Make sure students' vaccinations are current

Aug. 7, 2014 at 11:45 a.m.

A new school year is just around the corner, and the most important thing on parents' back-to-school checklists shouldn't be shopping for supplies or getting new clothes.

It's making sure your student is up-to-date on his or her shots.

There are several reasons why this is vital, but the most practical is this: "No shots, no school" is part of Texas' administrative and education codes, with few exemptions, according to Diane Boyett, Victoria school district communications director.

Health-wise, immunizations get an A-plus. Serious diseases like polio, tetanus and diptheria have almost entirely been eliminated. Depending on the study, childhood vaccines are 85 percent to 98 percent effective, according to the American Academy of Pediatrics.

Making sure your child is up-to-date also protects those in the community who can't be vaccinated for some reason, including people with allergies and those with weakened immune systems.

Some parents are wary of vaccines' side effects, but according to the California Immunization Coalition, serious reactions occur in one to two people per every million shots given. In addition, the American Academy of Pediatrics, the Institute on Medicine and the Centers for Disease Control and Prevention have found no association between vaccines and autism.

The list of Texas' minimum state vaccine requirements for students from kindergarten through high school is on the state's Department of Health Services website. To check your child's status, talk to your family physician. Some pharmacies can also give immunizations to students, depending on their age, Boyett said.

Don't hesitate to make that appointment if your child needs shots, as scheduling will only get tighter as Aug. 25 approaches.

VISD's campaign to remind parents has included an immunization clinic co-hosted with DeTar Healthcare System and the Texas A&M Health Science Center. The district's website has a "Back to School" section with information regarding immunizations. You can learn more at School nurses are also on hand at the district's scheduled registrations, which continue through Tuesday, to answer any questions you may have and gather information on any special health needs for students.

And it's not only parents who can get involved. Health is a community issue. Doctors and pharmacists can remind their patients - especially those with preschoolers and seventh-graders - to make sure they're current.

"The last thing we want to do is have a student show up on the first day of school and send them home," Boyett said. "That's not the way to start the school year."

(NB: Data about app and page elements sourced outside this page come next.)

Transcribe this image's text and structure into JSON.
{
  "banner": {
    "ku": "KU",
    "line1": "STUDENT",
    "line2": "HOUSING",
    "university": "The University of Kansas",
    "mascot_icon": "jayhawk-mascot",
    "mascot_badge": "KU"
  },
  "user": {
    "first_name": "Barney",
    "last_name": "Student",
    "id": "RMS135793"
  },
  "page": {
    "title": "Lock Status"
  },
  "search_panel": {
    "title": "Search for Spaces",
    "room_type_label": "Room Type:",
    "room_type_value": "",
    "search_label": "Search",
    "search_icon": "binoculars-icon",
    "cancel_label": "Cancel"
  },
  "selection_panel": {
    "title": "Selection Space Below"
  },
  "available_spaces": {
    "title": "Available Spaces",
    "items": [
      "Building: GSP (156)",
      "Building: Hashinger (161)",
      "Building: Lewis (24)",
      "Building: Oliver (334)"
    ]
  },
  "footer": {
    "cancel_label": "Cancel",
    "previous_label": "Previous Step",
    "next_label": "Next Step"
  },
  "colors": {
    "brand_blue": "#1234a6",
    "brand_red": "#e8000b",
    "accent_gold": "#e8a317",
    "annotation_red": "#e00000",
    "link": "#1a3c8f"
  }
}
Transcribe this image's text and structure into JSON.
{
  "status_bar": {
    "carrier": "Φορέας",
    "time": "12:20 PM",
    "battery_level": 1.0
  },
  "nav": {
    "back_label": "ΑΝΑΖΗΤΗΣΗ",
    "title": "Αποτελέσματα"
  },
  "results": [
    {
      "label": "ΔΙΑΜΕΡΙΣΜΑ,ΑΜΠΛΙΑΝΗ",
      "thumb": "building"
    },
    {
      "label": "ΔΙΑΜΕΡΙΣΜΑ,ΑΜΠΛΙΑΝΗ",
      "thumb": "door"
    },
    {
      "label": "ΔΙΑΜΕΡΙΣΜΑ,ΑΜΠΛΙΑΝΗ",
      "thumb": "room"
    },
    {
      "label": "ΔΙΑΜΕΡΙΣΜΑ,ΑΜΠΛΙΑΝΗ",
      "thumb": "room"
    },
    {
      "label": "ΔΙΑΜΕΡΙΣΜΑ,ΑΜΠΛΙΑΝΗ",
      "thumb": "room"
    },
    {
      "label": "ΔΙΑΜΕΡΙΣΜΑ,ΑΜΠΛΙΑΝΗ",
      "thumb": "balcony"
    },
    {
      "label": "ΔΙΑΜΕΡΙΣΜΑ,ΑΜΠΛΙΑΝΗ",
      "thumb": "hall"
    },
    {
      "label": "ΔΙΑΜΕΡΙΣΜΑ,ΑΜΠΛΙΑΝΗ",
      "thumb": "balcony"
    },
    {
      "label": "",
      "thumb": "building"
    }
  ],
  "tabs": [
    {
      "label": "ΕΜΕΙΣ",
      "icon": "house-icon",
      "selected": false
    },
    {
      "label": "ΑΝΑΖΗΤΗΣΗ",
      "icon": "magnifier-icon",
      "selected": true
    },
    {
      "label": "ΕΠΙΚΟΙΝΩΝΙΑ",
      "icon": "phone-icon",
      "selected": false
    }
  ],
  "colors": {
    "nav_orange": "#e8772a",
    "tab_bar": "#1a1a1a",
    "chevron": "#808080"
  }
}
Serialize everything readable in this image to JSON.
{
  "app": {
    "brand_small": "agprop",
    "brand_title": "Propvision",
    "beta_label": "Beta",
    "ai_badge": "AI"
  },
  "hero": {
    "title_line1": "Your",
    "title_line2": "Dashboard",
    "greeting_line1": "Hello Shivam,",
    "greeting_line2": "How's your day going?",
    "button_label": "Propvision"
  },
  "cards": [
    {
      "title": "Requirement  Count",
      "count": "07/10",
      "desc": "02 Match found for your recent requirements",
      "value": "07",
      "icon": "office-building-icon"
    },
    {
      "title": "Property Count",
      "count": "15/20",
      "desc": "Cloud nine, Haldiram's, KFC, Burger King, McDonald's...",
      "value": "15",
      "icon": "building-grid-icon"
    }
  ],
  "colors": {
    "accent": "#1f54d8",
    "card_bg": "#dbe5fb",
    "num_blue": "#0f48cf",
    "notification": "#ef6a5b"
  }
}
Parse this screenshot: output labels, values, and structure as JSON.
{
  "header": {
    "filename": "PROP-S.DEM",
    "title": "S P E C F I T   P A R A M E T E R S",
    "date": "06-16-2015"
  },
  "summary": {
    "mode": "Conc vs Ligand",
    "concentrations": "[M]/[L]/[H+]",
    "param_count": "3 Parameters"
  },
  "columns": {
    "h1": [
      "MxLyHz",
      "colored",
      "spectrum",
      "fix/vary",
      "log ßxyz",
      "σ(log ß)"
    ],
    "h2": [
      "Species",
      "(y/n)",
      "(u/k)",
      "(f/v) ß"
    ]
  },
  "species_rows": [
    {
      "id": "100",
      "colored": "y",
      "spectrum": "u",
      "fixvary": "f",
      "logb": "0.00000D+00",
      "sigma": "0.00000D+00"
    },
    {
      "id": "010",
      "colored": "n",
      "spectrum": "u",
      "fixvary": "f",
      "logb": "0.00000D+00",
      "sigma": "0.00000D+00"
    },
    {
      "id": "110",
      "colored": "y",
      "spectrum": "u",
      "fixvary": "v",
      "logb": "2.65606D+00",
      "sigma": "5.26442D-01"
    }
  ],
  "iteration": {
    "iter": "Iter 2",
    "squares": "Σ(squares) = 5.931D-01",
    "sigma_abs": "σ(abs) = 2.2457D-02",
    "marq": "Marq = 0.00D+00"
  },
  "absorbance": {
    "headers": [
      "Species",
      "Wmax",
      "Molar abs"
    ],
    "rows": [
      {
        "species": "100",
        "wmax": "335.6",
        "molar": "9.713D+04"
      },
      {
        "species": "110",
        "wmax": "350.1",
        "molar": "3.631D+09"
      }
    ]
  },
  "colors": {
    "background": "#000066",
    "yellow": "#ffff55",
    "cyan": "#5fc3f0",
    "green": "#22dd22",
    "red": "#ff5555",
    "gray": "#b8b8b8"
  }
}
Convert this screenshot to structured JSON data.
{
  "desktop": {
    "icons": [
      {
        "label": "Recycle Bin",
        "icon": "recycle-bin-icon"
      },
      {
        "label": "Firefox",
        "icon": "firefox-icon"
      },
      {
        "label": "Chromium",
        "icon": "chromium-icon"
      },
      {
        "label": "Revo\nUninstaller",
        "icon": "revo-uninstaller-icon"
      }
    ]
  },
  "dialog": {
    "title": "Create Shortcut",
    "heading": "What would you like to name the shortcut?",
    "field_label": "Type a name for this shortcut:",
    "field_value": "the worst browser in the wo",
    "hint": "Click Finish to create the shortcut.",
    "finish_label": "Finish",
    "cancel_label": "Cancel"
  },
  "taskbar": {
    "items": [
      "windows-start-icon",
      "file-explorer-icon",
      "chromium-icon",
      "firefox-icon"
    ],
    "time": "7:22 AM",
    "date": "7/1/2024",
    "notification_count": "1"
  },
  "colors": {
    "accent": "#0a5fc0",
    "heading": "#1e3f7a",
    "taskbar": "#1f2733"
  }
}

We agree. And it's up to parents and health care providers to make sure all students start off the year on the right foot by being up-to-date with their vaccinations.

This editorial reflects the views of the Victoria Advocate's editorial board.



Powered By AffectDigitalMedia